EXTRACTED MATERIAL:
—————

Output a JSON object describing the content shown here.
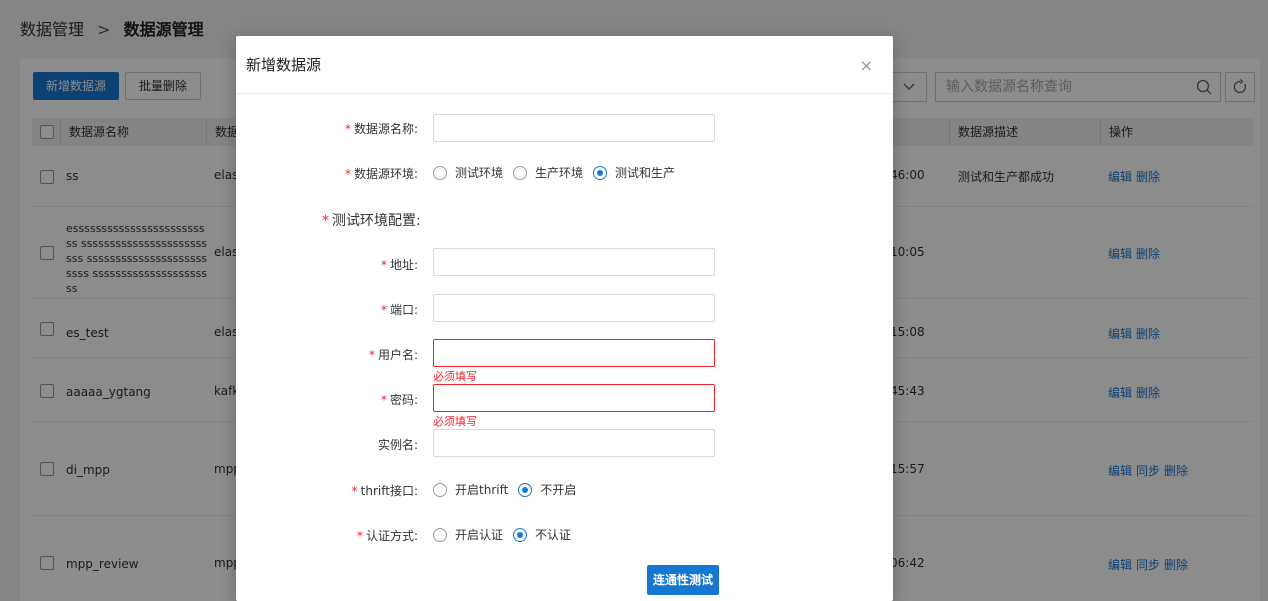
{
  "breadcrumb": {
    "parent": "数据管理",
    "separator": ">",
    "current": "数据源管理"
  },
  "toolbar": {
    "add_label": "新增数据源",
    "batch_delete_label": "批量删除",
    "search_placeholder": "输入数据源名称查询"
  },
  "table": {
    "headers": {
      "name": "数据源名称",
      "type": "数据",
      "description": "数据源描述",
      "ops": "操作"
    },
    "rows": [
      {
        "name": "ss",
        "type": "elas",
        "time": "46:00",
        "description": "测试和生产都成功",
        "ops": [
          "编辑",
          "删除"
        ]
      },
      {
        "name": "esssssssssssssssssssssssss sssssssssssssssssssssssss sssssssssssssssssssssssss ssssssssssssssssssssss",
        "type": "elas",
        "time": "10:05",
        "description": "",
        "ops": [
          "编辑",
          "删除"
        ]
      },
      {
        "name": "es_test",
        "type": "elas",
        "time": "15:08",
        "description": "",
        "ops": [
          "编辑",
          "删除"
        ]
      },
      {
        "name": "aaaaa_ygtang",
        "type": "kafk",
        "time": "45:43",
        "description": "",
        "ops": [
          "编辑",
          "删除"
        ]
      },
      {
        "name": "di_mpp",
        "type": "mpp",
        "time": "15:57",
        "description": "",
        "ops": [
          "编辑",
          "同步",
          "删除"
        ]
      },
      {
        "name": "mpp_review",
        "type": "mpp",
        "time": "06:42",
        "description": "",
        "ops": [
          "编辑",
          "同步",
          "删除"
        ]
      }
    ]
  },
  "modal": {
    "title": "新增数据源",
    "close": "×",
    "fields": {
      "name_label": "数据源名称:",
      "env_label": "数据源环境:",
      "env_options": [
        "测试环境",
        "生产环境",
        "测试和生产"
      ],
      "env_selected": "测试和生产",
      "section_title": "测试环境配置:",
      "address_label": "地址:",
      "port_label": "端口:",
      "username_label": "用户名:",
      "username_error": "必须填写",
      "password_label": "密码:",
      "password_error": "必须填写",
      "instance_label": "实例名:",
      "thrift_label": "thrift接口:",
      "thrift_options": [
        "开启thrift",
        "不开启"
      ],
      "thrift_selected": "不开启",
      "auth_label": "认证方式:",
      "auth_options": [
        "开启认证",
        "不认证"
      ],
      "auth_selected": "不认证"
    },
    "test_button": "连通性测试"
  },
  "colors": {
    "primary": "#1677d2",
    "error": "#f5222d",
    "overlay": "rgba(0,0,0,0.45)"
  }
}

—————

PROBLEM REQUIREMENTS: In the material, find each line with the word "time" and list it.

TASK ANSWER:
        "time": "46:00",
        "time": "10:05",
        "time": "15:08",
        "time": "45:43",
        "time": "15:57",
        "time": "06:42",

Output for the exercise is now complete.